It was first explained that to meet the evolving demands of modern education in terms of areas such as student experience and teaching and learning systems the University had decided to bring its two separate out of town campuses together into a large vacant industrial site in the City Centre.

Building will start early in 2016 and the new facilities should be ready for occupation sometime in 2018. Accommodation for 4500 of the near 15000 students will be built on the Campus with others already erected close by in the town centre.

The new Campus will allow associated areas such as fashion and leather, which until now have been on separate campuses to work more closely together and a booklet was distributed highlighting new fashion and footwear and fashion and leather courses.

The International Leather Centre is even more ambitious than this as it also adds into the same premises the Leather Conservation Centre which currently resides on Park Campus and the International Museum of Leathercraft which is in temporary accommodation in the city.

Rachel Garwood, Director of the University of Northampton’s Institute for Creative Leather said: “The close juxtaposing of all the aspects of the supply chain means that each will be enriched by the others, allowing new relationships and creative ideas to be generated. In this way, those ideas will be future-proofed. The proposed Centre will become the world’s ‘one stop shop’ for information, insight and inspiration, making Northamptonshire the most important global source of leather and leather related information.”
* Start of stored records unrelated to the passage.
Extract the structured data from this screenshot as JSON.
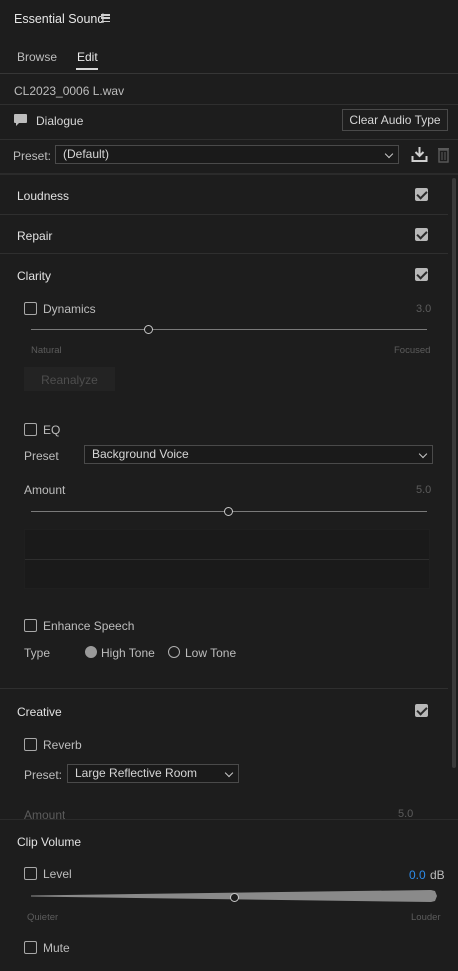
{
  "panel": {
    "title": "Essential Sound"
  },
  "tabs": [
    {
      "label": "Browse",
      "active": false
    },
    {
      "label": "Edit",
      "active": true
    }
  ],
  "clip": {
    "filename": "CL2023_0006 L.wav",
    "type_label": "Dialogue",
    "clear_button": "Clear Audio Type"
  },
  "preset": {
    "label": "Preset:",
    "value": "(Default)"
  },
  "sections": {
    "loudness": {
      "title": "Loudness",
      "enabled": true
    },
    "repair": {
      "title": "Repair",
      "enabled": true
    },
    "clarity": {
      "title": "Clarity",
      "enabled": true,
      "dynamics": {
        "label": "Dynamics",
        "value": "3.0",
        "min_label": "Natural",
        "max_label": "Focused",
        "reanalyze": "Reanalyze",
        "level": 0.3
      },
      "eq": {
        "label": "EQ",
        "preset_label": "Preset",
        "preset_value": "Background Voice",
        "amount_label": "Amount",
        "amount_value": "5.0",
        "level": 0.5
      },
      "enhance": {
        "label": "Enhance Speech",
        "type_label": "Type",
        "high_tone": "High Tone",
        "low_tone": "Low Tone",
        "selected": "High Tone"
      }
    },
    "creative": {
      "title": "Creative",
      "enabled": true,
      "reverb": {
        "label": "Reverb",
        "preset_label": "Preset:",
        "preset_value": "Large Reflective Room",
        "amount_label": "Amount",
        "amount_value": "5.0"
      }
    },
    "clip_volume": {
      "title": "Clip Volume",
      "level": {
        "label": "Level",
        "value": "0.0",
        "unit": "dB",
        "min_label": "Quieter",
        "max_label": "Louder",
        "position": 0.5
      },
      "mute": {
        "label": "Mute"
      }
    }
  },
  "colors": {
    "accent": "#2d8ceb",
    "background": "#1d1d1d",
    "checkbox": "#b8b8b8"
  }
}
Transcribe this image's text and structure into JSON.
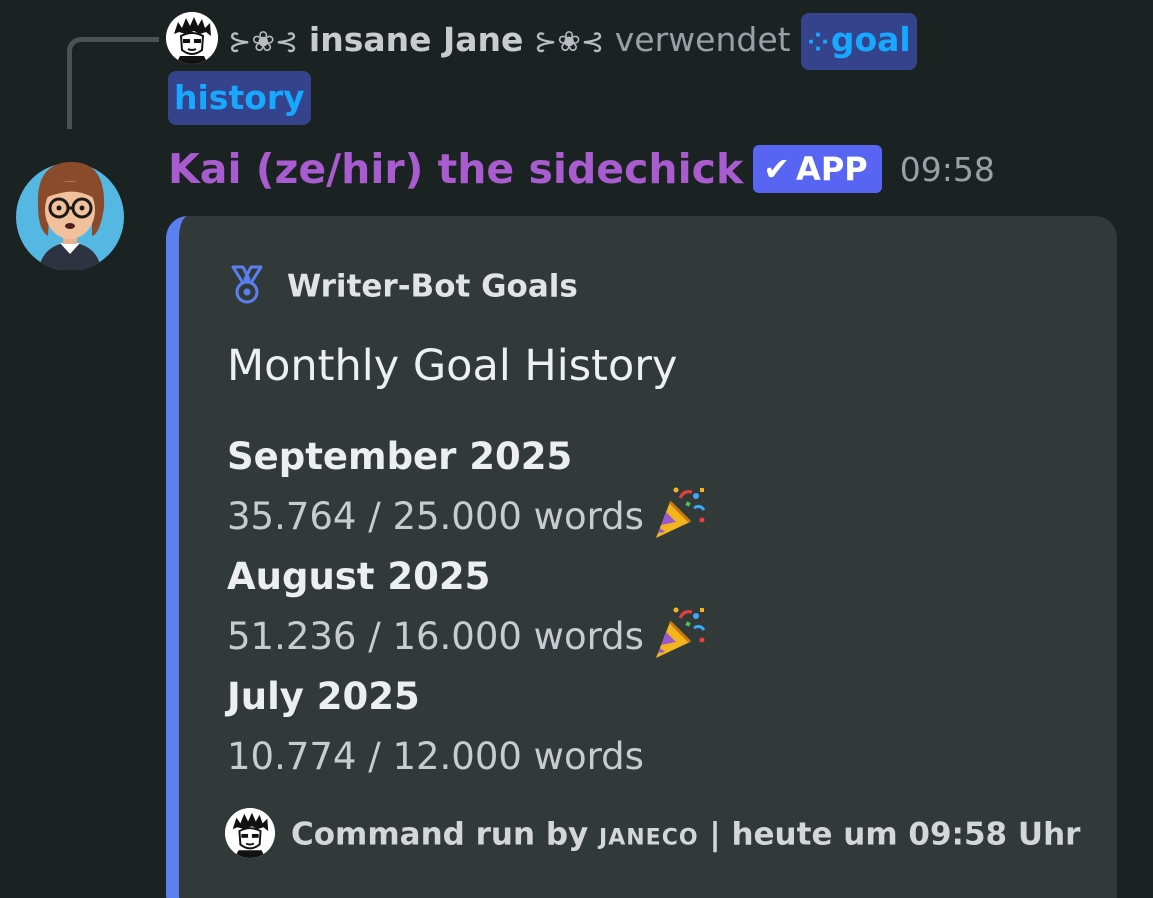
{
  "reply": {
    "deco_left": "⊱❀⊰",
    "user": "insane Jane",
    "deco_right": "⊱❀⊰",
    "action": "verwendet",
    "command_part1": "goal",
    "command_part2": "history"
  },
  "message": {
    "author": "Kai (ze/hir) the sidechick",
    "badge": "APP",
    "timestamp": "09:58",
    "author_color": "#a95bd0"
  },
  "embed": {
    "accent_color": "#5b7ff0",
    "author": "Writer-Bot Goals",
    "author_icon": "medal-icon",
    "title": "Monthly Goal History",
    "goals": [
      {
        "month": "September 2025",
        "progress": "35.764 / 25.000 words",
        "celebrate": true
      },
      {
        "month": "August 2025",
        "progress": "51.236 / 16.000 words",
        "celebrate": true
      },
      {
        "month": "July 2025",
        "progress": "10.774 / 12.000 words",
        "celebrate": false
      }
    ],
    "footer": {
      "prefix": "Command run by",
      "user": "janeco",
      "suffix": "| heute um 09:58 Uhr"
    }
  }
}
The project, according to the University, is a bold vision linking academia with industry, the environment, fashion and cultural heritage: there will be nothing like this anywhere else in the world. In making this point the Vice Chancellor said the University has been aided by the current availability of low cost money which along with the University’s own reserves would cover the costs. However, there was a Sterling £20 million (US$28 million) shortfall of which about £10 million (US$14 million) related to the leather project.

For the International Centre for Leather to succeed he needed the University’s industry partners and alumni to support the funding objectives with financial support and with clear statements that the plans would meet future needs. With strong industry support for the plans the University could go with confidence to seek funds from other external donors, the Government and the EU. 

Around 35 people attended the event.